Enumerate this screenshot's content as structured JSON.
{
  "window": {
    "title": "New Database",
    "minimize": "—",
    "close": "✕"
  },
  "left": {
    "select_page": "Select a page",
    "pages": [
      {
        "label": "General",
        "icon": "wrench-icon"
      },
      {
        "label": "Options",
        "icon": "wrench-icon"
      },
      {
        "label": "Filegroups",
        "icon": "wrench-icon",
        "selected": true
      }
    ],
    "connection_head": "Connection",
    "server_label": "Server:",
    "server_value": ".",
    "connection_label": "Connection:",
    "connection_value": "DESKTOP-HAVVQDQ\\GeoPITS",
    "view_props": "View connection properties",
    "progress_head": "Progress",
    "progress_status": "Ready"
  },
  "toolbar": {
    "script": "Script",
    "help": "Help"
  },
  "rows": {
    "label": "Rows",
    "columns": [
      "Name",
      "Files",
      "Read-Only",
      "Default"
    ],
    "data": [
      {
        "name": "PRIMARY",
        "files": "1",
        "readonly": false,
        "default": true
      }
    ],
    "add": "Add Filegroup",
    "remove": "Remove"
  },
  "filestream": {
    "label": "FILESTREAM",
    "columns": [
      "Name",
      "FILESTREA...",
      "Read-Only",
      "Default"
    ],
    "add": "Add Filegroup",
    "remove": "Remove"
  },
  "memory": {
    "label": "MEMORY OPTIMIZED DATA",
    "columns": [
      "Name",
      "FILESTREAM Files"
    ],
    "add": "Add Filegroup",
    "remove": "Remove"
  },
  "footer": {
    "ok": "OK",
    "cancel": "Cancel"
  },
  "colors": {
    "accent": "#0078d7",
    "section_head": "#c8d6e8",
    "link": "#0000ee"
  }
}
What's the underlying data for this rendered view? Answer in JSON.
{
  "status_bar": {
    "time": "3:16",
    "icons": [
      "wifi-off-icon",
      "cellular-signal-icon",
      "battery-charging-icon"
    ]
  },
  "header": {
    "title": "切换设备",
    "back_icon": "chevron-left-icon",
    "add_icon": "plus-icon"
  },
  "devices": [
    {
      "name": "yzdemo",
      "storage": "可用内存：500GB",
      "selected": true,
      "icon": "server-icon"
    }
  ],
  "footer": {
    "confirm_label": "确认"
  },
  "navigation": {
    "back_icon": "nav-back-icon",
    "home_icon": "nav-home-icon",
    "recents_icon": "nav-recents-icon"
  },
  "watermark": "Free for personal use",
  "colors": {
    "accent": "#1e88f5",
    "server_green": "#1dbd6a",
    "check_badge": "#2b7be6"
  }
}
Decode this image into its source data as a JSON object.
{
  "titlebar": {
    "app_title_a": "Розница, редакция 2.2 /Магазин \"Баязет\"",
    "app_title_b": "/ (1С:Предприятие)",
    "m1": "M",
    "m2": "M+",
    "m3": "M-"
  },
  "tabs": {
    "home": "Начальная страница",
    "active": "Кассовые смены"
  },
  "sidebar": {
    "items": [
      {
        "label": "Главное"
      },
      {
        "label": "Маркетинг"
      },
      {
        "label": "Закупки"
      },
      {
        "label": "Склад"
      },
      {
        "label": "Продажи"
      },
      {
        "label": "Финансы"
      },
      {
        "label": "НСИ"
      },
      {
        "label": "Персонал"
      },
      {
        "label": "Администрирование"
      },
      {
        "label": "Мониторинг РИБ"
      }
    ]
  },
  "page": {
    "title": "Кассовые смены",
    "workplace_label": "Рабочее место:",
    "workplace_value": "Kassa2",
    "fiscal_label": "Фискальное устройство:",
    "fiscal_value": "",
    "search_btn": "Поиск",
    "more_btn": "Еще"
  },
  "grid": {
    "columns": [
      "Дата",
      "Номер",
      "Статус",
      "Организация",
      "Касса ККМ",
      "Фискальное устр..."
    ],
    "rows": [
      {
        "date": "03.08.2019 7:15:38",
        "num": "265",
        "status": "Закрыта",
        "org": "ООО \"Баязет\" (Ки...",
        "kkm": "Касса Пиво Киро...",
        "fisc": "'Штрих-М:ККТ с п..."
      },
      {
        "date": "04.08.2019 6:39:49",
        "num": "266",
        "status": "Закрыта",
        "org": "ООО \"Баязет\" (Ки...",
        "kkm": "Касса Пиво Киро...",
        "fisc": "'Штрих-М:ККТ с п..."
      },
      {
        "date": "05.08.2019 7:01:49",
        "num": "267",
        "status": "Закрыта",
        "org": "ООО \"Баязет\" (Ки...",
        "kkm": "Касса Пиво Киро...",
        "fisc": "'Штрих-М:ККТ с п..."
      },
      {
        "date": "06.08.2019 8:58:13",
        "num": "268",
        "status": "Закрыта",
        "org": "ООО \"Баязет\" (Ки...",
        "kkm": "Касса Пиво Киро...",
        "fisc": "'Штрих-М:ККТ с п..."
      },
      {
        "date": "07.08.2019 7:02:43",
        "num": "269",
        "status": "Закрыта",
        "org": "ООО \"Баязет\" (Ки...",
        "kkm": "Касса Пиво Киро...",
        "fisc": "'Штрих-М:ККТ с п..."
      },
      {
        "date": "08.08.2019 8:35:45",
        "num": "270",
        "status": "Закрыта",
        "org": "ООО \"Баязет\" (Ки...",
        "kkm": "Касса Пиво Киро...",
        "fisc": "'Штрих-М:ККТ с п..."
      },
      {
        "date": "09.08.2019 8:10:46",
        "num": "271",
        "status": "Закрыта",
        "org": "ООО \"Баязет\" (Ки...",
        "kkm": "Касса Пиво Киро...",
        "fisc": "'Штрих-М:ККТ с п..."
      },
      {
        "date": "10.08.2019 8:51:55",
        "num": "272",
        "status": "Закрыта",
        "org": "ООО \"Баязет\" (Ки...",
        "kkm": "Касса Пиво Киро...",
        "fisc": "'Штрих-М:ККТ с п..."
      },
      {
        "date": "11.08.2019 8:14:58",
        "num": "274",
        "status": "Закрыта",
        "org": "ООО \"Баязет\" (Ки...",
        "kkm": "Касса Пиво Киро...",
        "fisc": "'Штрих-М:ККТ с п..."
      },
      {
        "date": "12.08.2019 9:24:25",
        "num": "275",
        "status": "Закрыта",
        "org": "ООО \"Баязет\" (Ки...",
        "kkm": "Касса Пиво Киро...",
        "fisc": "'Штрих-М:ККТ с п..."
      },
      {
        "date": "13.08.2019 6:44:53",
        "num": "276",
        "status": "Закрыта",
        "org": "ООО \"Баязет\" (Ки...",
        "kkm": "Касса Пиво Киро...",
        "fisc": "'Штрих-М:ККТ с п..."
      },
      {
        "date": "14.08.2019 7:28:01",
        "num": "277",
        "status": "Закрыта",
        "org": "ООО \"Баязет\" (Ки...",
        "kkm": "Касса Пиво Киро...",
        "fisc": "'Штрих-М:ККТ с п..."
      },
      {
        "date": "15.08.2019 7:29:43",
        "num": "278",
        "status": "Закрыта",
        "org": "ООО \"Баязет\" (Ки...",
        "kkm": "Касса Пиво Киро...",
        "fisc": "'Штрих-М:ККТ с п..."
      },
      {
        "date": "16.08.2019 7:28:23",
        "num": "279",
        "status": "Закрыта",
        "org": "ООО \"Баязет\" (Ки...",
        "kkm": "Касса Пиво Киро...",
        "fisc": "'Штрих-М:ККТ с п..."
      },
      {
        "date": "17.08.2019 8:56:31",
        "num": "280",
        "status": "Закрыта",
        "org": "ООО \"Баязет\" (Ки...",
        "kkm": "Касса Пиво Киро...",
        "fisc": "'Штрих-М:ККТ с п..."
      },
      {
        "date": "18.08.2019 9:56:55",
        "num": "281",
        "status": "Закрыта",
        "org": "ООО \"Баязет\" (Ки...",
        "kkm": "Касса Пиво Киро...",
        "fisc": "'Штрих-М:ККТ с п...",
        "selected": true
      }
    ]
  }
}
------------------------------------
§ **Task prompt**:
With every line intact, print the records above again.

§ **Answer to this problem**:
Enumerate this screenshot's content as structured JSON.
{
  "window": {
    "title": "New Database",
    "minimize": "—",
    "close": "✕"
  },
  "left": {
    "select_page": "Select a page",
    "pages": [
      {
        "label": "General",
        "icon": "wrench-icon"
      },
      {
        "label": "Options",
        "icon": "wrench-icon"
      },
      {
        "label": "Filegroups",
        "icon": "wrench-icon",
        "selected": true
      }
    ],
    "connection_head": "Connection",
    "server_label": "Server:",
    "server_value": ".",
    "connection_label": "Connection:",
    "connection_value": "DESKTOP-HAVVQDQ\\GeoPITS",
    "view_props": "View connection properties",
    "progress_head": "Progress",
    "progress_status": "Ready"
  },
  "toolbar": {
    "script": "Script",
    "help": "Help"
  },
  "rows": {
    "label": "Rows",
    "columns": [
      "Name",
      "Files",
      "Read-Only",
      "Default"
    ],
    "data": [
      {
        "name": "PRIMARY",
        "files": "1",
        "readonly": false,
        "default": true
      }
    ],
    "add": "Add Filegroup",
    "remove": "Remove"
  },
  "filestream": {
    "label": "FILESTREAM",
    "columns": [
      "Name",
      "FILESTREA...",
      "Read-Only",
      "Default"
    ],
    "add": "Add Filegroup",
    "remove": "Remove"
  },
  "memory": {
    "label": "MEMORY OPTIMIZED DATA",
    "columns": [
      "Name",
      "FILESTREAM Files"
    ],
    "add": "Add Filegroup",
    "remove": "Remove"
  },
  "footer": {
    "ok": "OK",
    "cancel": "Cancel"
  },
  "colors": {
    "accent": "#0078d7",
    "section_head": "#c8d6e8",
    "link": "#0000ee"
  }
}
What's the underlying data for this rendered view? Answer in JSON.
{
  "status_bar": {
    "time": "3:16",
    "icons": [
      "wifi-off-icon",
      "cellular-signal-icon",
      "battery-charging-icon"
    ]
  },
  "header": {
    "title": "切换设备",
    "back_icon": "chevron-left-icon",
    "add_icon": "plus-icon"
  },
  "devices": [
    {
      "name": "yzdemo",
      "storage": "可用内存：500GB",
      "selected": true,
      "icon": "server-icon"
    }
  ],
  "footer": {
    "confirm_label": "确认"
  },
  "navigation": {
    "back_icon": "nav-back-icon",
    "home_icon": "nav-home-icon",
    "recents_icon": "nav-recents-icon"
  },
  "watermark": "Free for personal use",
  "colors": {
    "accent": "#1e88f5",
    "server_green": "#1dbd6a",
    "check_badge": "#2b7be6"
  }
}
Decode this image into its source data as a JSON object.
{
  "titlebar": {
    "app_title_a": "Розница, редакция 2.2 /Магазин \"Баязет\"",
    "app_title_b": "/ (1С:Предприятие)",
    "m1": "M",
    "m2": "M+",
    "m3": "M-"
  },
  "tabs": {
    "home": "Начальная страница",
    "active": "Кассовые смены"
  },
  "sidebar": {
    "items": [
      {
        "label": "Главное"
      },
      {
        "label": "Маркетинг"
      },
      {
        "label": "Закупки"
      },
      {
        "label": "Склад"
      },
      {
        "label": "Продажи"
      },
      {
        "label": "Финансы"
      },
      {
        "label": "НСИ"
      },
      {
        "label": "Персонал"
      },
      {
        "label": "Администрирование"
      },
      {
        "label": "Мониторинг РИБ"
      }
    ]
  },
  "page": {
    "title": "Кассовые смены",
    "workplace_label": "Рабочее место:",
    "workplace_value": "Kassa2",
    "fiscal_label": "Фискальное устройство:",
    "fiscal_value": "",
    "search_btn": "Поиск",
    "more_btn": "Еще"
  },
  "grid": {
    "columns": [
      "Дата",
      "Номер",
      "Статус",
      "Организация",
      "Касса ККМ",
      "Фискальное устр..."
    ],
    "rows": [
      {
        "date": "03.08.2019 7:15:38",
        "num": "265",
        "status": "Закрыта",
        "org": "ООО \"Баязет\" (Ки...",
        "kkm": "Касса Пиво Киро...",
        "fisc": "'Штрих-М:ККТ с п..."
      },
      {
        "date": "04.08.2019 6:39:49",
        "num": "266",
        "status": "Закрыта",
        "org": "ООО \"Баязет\" (Ки...",
        "kkm": "Касса Пиво Киро...",
        "fisc": "'Штрих-М:ККТ с п..."
      },
      {
        "date": "05.08.2019 7:01:49",
        "num": "267",
        "status": "Закрыта",
        "org": "ООО \"Баязет\" (Ки...",
        "kkm": "Касса Пиво Киро...",
        "fisc": "'Штрих-М:ККТ с п..."
      },
      {
        "date": "06.08.2019 8:58:13",
        "num": "268",
        "status": "Закрыта",
        "org": "ООО \"Баязет\" (Ки...",
        "kkm": "Касса Пиво Киро...",
        "fisc": "'Штрих-М:ККТ с п..."
      },
      {
        "date": "07.08.2019 7:02:43",
        "num": "269",
        "status": "Закрыта",
        "org": "ООО \"Баязет\" (Ки...",
        "kkm": "Касса Пиво Киро...",
        "fisc": "'Штрих-М:ККТ с п..."
      },
      {
        "date": "08.08.2019 8:35:45",
        "num": "270",
        "status": "Закрыта",
        "org": "ООО \"Баязет\" (Ки...",
        "kkm": "Касса Пиво Киро...",
        "fisc": "'Штрих-М:ККТ с п..."
      },
      {
        "date": "09.08.2019 8:10:46",
        "num": "271",
        "status": "Закрыта",
        "org": "ООО \"Баязет\" (Ки...",
        "kkm": "Касса Пиво Киро...",
        "fisc": "'Штрих-М:ККТ с п..."
      },
      {
        "date": "10.08.2019 8:51:55",
        "num": "272",
        "status": "Закрыта",
        "org": "ООО \"Баязет\" (Ки...",
        "kkm": "Касса Пиво Киро...",
        "fisc": "'Штрих-М:ККТ с п..."
      },
      {
        "date": "11.08.2019 8:14:58",
        "num": "274",
        "status": "Закрыта",
        "org": "ООО \"Баязет\" (Ки...",
        "kkm": "Касса Пиво Киро...",
        "fisc": "'Штрих-М:ККТ с п..."
      },
      {
        "date": "12.08.2019 9:24:25",
        "num": "275",
        "status": "Закрыта",
        "org": "ООО \"Баязет\" (Ки...",
        "kkm": "Касса Пиво Киро...",
        "fisc": "'Штрих-М:ККТ с п..."
      },
      {
        "date": "13.08.2019 6:44:53",
        "num": "276",
        "status": "Закрыта",
        "org": "ООО \"Баязет\" (Ки...",
        "kkm": "Касса Пиво Киро...",
        "fisc": "'Штрих-М:ККТ с п..."
      },
      {
        "date": "14.08.2019 7:28:01",
        "num": "277",
        "status": "Закрыта",
        "org": "ООО \"Баязет\" (Ки...",
        "kkm": "Касса Пиво Киро...",
        "fisc": "'Штрих-М:ККТ с п..."
      },
      {
        "date": "15.08.2019 7:29:43",
        "num": "278",
        "status": "Закрыта",
        "org": "ООО \"Баязет\" (Ки...",
        "kkm": "Касса Пиво Киро...",
        "fisc": "'Штрих-М:ККТ с п..."
      },
      {
        "date": "16.08.2019 7:28:23",
        "num": "279",
        "status": "Закрыта",
        "org": "ООО \"Баязет\" (Ки...",
        "kkm": "Касса Пиво Киро...",
        "fisc": "'Штрих-М:ККТ с п..."
      },
      {
        "date": "17.08.2019 8:56:31",
        "num": "280",
        "status": "Закрыта",
        "org": "ООО \"Баязет\" (Ки...",
        "kkm": "Касса Пиво Киро...",
        "fisc": "'Штрих-М:ККТ с п..."
      },
      {
        "date": "18.08.2019 9:56:55",
        "num": "281",
        "status": "Закрыта",
        "org": "ООО \"Баязет\" (Ки...",
        "kkm": "Касса Пиво Киро...",
        "fisc": "'Штрих-М:ККТ с п...",
        "selected": true
      }
    ]
  }
}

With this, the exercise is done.